REQUIREMENT:
Pictures stay out; please output the remaining data exactly.

RECORDED INFORMATION START

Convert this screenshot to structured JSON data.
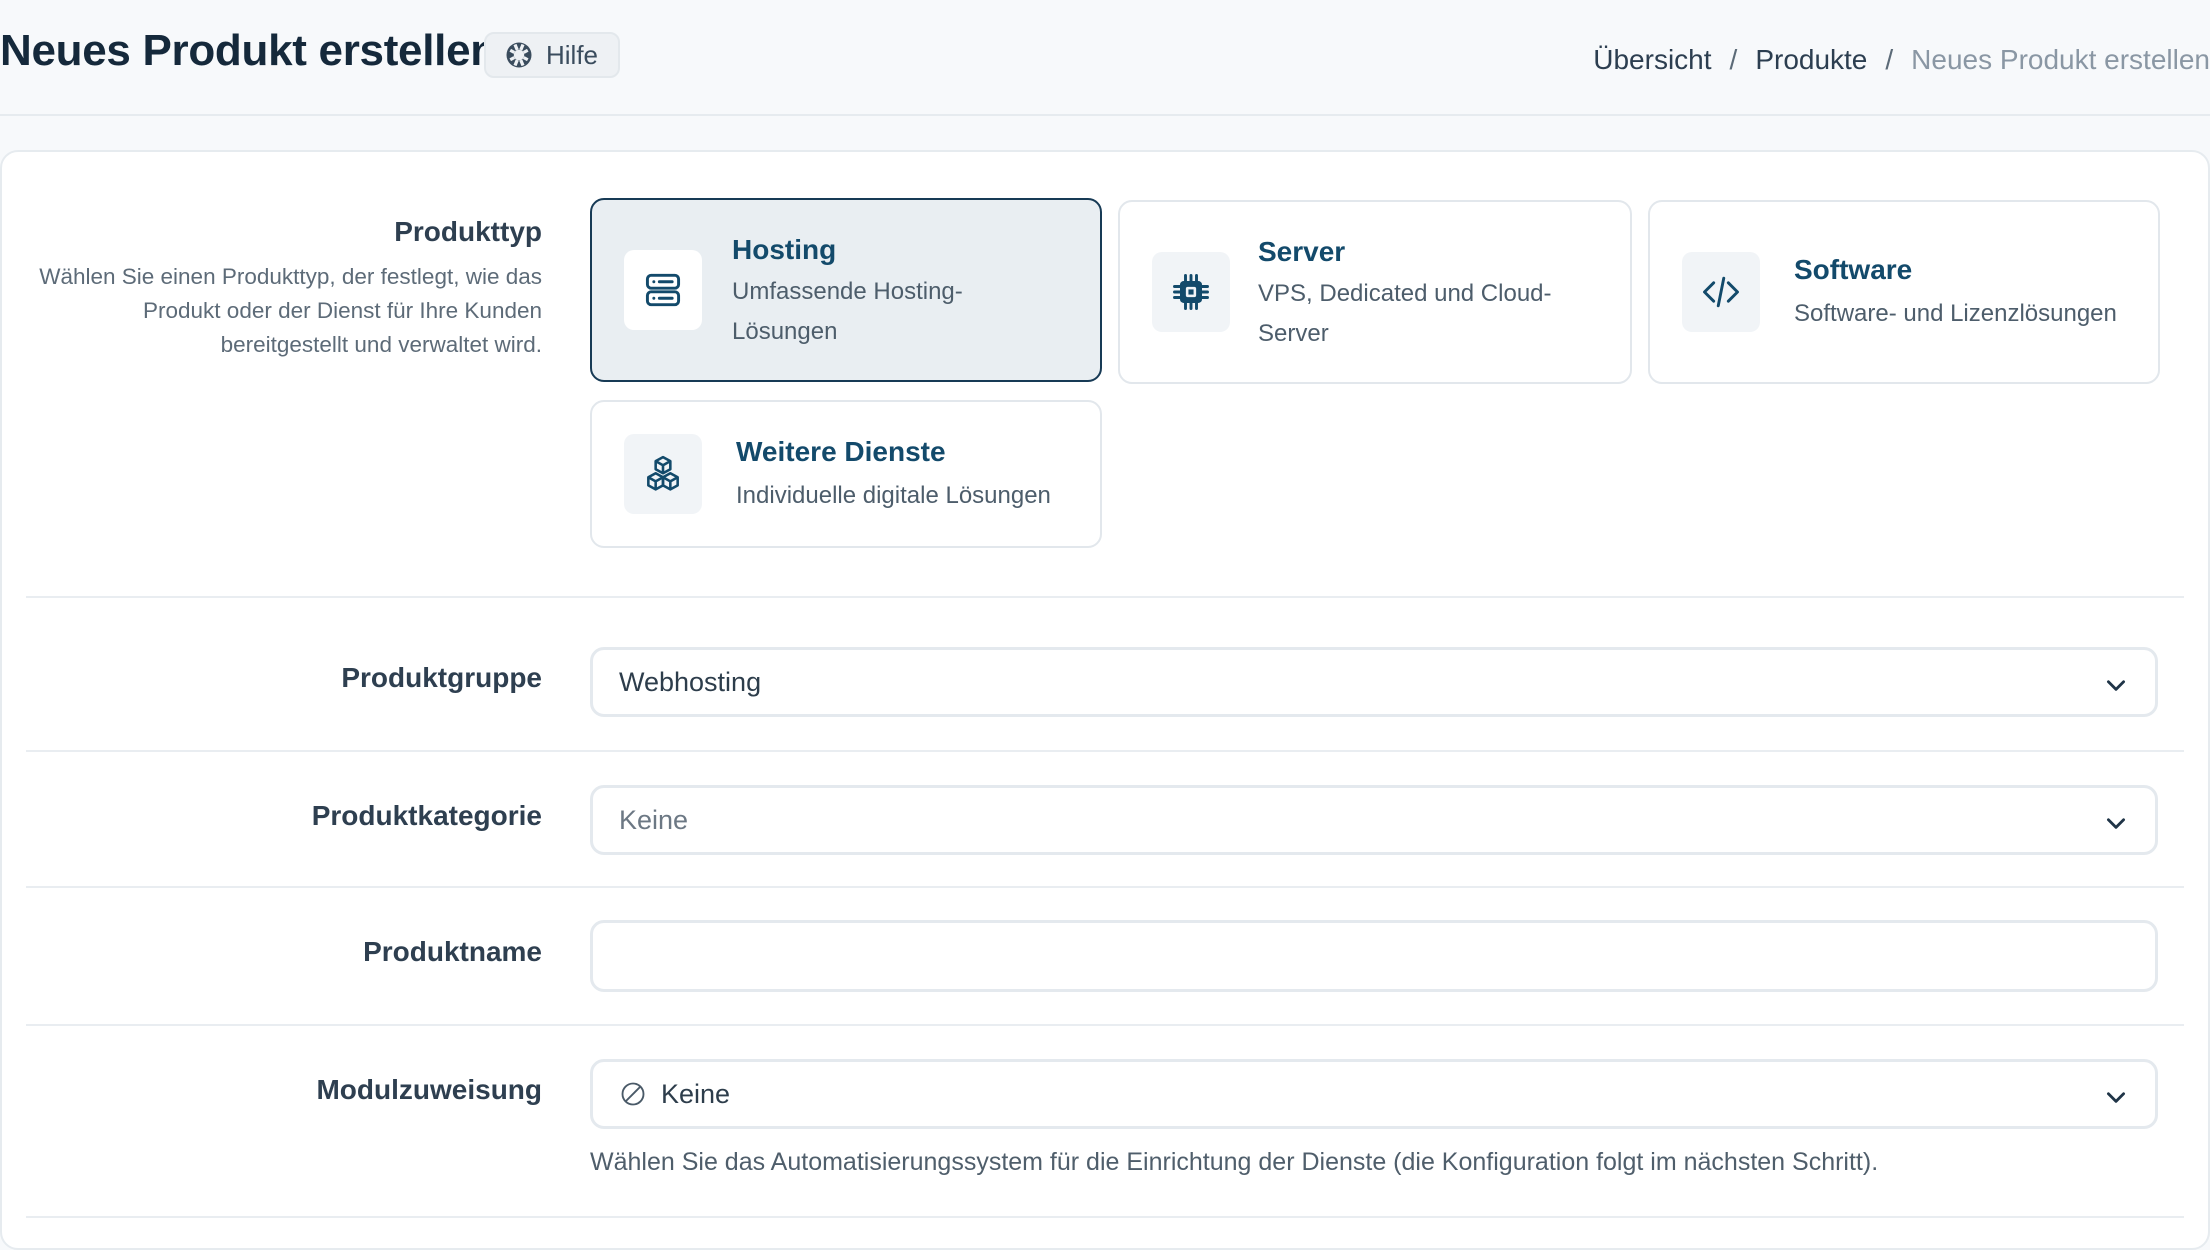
{
  "header": {
    "title": "Neues Produkt erstellen",
    "help_label": "Hilfe",
    "breadcrumb": [
      "Übersicht",
      "Produkte",
      "Neues Produkt erstellen"
    ],
    "breadcrumb_separator": "/"
  },
  "product_type": {
    "label": "Produkttyp",
    "description": "Wählen Sie einen Produkttyp, der festlegt, wie das Produkt oder der Dienst für Ihre Kunden bereitgestellt und verwaltet wird.",
    "options": [
      {
        "title": "Hosting",
        "desc": "Umfassende Hosting-Lösungen",
        "icon": "server-stack-icon",
        "selected": true
      },
      {
        "title": "Server",
        "desc": "VPS, Dedicated und Cloud-Server",
        "icon": "cpu-chip-icon",
        "selected": false
      },
      {
        "title": "Software",
        "desc": "Software- und Lizenzlösungen",
        "icon": "code-icon",
        "selected": false
      },
      {
        "title": "Weitere Dienste",
        "desc": "Individuelle digitale Lösungen",
        "icon": "cubes-icon",
        "selected": false
      }
    ]
  },
  "product_group": {
    "label": "Produktgruppe",
    "value": "Webhosting"
  },
  "product_category": {
    "label": "Produktkategorie",
    "value": "Keine"
  },
  "product_name": {
    "label": "Produktname",
    "value": "",
    "placeholder": ""
  },
  "module": {
    "label": "Modulzuweisung",
    "value": "Keine",
    "icon": "ban-icon",
    "help": "Wählen Sie das Automatisierungssystem für die Einrichtung der Dienste (die Konfiguration folgt im nächsten Schritt)."
  },
  "colors": {
    "accent": "#134a6b",
    "selected_border": "#173a55",
    "selected_bg": "#e9eef2"
  }
}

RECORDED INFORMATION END

RESULT:
Convert this screenshot to structured JSON data.
{
  "header": {
    "title": "Neues Produkt erstellen",
    "help_label": "Hilfe",
    "breadcrumb": [
      "Übersicht",
      "Produkte",
      "Neues Produkt erstellen"
    ],
    "breadcrumb_separator": "/"
  },
  "product_type": {
    "label": "Produkttyp",
    "description": "Wählen Sie einen Produkttyp, der festlegt, wie das Produkt oder der Dienst für Ihre Kunden bereitgestellt und verwaltet wird.",
    "options": [
      {
        "title": "Hosting",
        "desc": "Umfassende Hosting-Lösungen",
        "icon": "server-stack-icon",
        "selected": true
      },
      {
        "title": "Server",
        "desc": "VPS, Dedicated und Cloud-Server",
        "icon": "cpu-chip-icon",
        "selected": false
      },
      {
        "title": "Software",
        "desc": "Software- und Lizenzlösungen",
        "icon": "code-icon",
        "selected": false
      },
      {
        "title": "Weitere Dienste",
        "desc": "Individuelle digitale Lösungen",
        "icon": "cubes-icon",
        "selected": false
      }
    ]
  },
  "product_group": {
    "label": "Produktgruppe",
    "value": "Webhosting"
  },
  "product_category": {
    "label": "Produktkategorie",
    "value": "Keine"
  },
  "product_name": {
    "label": "Produktname",
    "value": "",
    "placeholder": ""
  },
  "module": {
    "label": "Modulzuweisung",
    "value": "Keine",
    "icon": "ban-icon",
    "help": "Wählen Sie das Automatisierungssystem für die Einrichtung der Dienste (die Konfiguration folgt im nächsten Schritt)."
  },
  "colors": {
    "accent": "#134a6b",
    "selected_border": "#173a55",
    "selected_bg": "#e9eef2"
  }
}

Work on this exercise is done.